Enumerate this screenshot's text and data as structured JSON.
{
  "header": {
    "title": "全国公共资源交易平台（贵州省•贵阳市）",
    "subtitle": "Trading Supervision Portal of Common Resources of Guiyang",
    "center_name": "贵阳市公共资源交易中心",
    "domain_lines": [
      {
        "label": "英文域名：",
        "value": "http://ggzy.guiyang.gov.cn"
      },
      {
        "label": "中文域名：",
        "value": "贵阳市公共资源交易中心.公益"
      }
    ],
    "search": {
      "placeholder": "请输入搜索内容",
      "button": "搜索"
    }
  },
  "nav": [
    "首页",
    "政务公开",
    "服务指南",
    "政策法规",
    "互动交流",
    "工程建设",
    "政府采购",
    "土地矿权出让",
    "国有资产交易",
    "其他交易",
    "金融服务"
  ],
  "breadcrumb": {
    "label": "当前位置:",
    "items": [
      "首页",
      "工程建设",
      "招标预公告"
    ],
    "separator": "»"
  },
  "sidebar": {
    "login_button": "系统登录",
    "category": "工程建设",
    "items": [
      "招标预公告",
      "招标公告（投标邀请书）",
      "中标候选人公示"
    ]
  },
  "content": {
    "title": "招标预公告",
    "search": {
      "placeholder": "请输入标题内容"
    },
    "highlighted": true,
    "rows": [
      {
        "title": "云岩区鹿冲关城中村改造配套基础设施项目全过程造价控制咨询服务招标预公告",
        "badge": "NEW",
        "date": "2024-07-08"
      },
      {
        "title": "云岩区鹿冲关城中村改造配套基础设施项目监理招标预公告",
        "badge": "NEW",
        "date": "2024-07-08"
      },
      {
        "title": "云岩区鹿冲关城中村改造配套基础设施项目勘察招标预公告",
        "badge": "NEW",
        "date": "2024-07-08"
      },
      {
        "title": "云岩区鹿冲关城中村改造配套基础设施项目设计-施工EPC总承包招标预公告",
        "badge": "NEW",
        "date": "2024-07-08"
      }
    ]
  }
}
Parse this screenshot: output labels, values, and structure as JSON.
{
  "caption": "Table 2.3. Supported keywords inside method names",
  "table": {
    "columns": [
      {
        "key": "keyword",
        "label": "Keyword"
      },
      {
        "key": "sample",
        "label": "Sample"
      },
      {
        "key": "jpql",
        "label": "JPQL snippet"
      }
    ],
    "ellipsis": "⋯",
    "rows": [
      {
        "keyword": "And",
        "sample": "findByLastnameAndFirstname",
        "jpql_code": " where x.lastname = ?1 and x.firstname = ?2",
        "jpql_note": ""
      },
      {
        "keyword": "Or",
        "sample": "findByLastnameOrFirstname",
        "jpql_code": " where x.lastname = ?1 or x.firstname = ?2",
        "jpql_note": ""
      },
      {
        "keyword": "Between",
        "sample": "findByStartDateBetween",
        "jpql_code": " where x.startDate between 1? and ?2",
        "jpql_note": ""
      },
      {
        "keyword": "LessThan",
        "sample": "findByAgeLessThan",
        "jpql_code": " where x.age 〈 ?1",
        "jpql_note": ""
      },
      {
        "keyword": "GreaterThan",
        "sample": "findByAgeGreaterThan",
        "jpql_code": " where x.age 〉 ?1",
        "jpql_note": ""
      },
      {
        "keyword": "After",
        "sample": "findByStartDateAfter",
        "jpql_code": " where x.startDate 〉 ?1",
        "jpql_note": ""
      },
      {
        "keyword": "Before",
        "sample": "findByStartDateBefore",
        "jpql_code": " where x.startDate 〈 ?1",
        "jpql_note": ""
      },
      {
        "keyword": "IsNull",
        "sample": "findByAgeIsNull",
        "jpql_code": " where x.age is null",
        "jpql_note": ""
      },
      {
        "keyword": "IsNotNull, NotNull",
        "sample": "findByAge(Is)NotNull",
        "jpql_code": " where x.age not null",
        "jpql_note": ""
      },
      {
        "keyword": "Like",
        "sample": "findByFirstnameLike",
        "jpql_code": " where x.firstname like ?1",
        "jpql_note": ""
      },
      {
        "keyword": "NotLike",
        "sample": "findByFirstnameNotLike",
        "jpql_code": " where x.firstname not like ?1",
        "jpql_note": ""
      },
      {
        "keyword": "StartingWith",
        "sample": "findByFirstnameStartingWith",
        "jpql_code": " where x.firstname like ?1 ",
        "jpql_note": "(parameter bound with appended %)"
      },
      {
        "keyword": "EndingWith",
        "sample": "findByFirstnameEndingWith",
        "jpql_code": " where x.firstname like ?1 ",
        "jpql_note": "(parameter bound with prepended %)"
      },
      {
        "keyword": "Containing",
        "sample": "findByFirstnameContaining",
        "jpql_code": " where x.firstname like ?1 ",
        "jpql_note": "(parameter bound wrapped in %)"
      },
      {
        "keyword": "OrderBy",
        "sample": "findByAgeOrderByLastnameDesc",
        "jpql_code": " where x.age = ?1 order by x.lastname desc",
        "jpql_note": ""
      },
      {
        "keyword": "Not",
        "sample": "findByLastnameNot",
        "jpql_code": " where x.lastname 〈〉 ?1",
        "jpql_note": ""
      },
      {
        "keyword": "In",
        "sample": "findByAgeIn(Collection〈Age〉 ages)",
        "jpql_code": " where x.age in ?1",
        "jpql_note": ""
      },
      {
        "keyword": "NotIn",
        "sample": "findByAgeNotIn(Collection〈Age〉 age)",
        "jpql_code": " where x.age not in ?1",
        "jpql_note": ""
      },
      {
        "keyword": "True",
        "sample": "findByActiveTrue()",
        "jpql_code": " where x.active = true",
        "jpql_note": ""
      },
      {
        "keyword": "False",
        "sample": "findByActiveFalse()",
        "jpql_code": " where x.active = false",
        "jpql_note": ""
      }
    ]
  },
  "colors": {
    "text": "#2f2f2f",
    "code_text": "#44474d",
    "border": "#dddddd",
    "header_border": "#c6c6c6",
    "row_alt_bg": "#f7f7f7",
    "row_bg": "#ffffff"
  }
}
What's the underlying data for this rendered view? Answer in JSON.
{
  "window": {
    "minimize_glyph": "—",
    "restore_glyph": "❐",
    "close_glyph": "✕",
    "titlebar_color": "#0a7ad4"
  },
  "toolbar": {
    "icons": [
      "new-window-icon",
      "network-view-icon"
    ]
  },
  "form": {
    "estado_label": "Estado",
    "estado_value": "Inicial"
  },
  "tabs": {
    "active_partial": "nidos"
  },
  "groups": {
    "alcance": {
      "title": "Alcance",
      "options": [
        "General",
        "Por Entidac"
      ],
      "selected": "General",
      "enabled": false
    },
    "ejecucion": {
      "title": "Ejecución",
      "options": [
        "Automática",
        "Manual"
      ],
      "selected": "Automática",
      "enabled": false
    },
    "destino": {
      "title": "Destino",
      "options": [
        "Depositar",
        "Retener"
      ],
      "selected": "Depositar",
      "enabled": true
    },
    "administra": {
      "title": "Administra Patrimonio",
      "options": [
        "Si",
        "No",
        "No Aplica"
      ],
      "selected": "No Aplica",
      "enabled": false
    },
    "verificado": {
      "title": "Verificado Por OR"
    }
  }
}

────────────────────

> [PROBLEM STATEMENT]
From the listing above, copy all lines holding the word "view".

> [RESPONSE BELOW]
What's the underlying data for this rendered view? Answer in JSON.
      "network-view-icon"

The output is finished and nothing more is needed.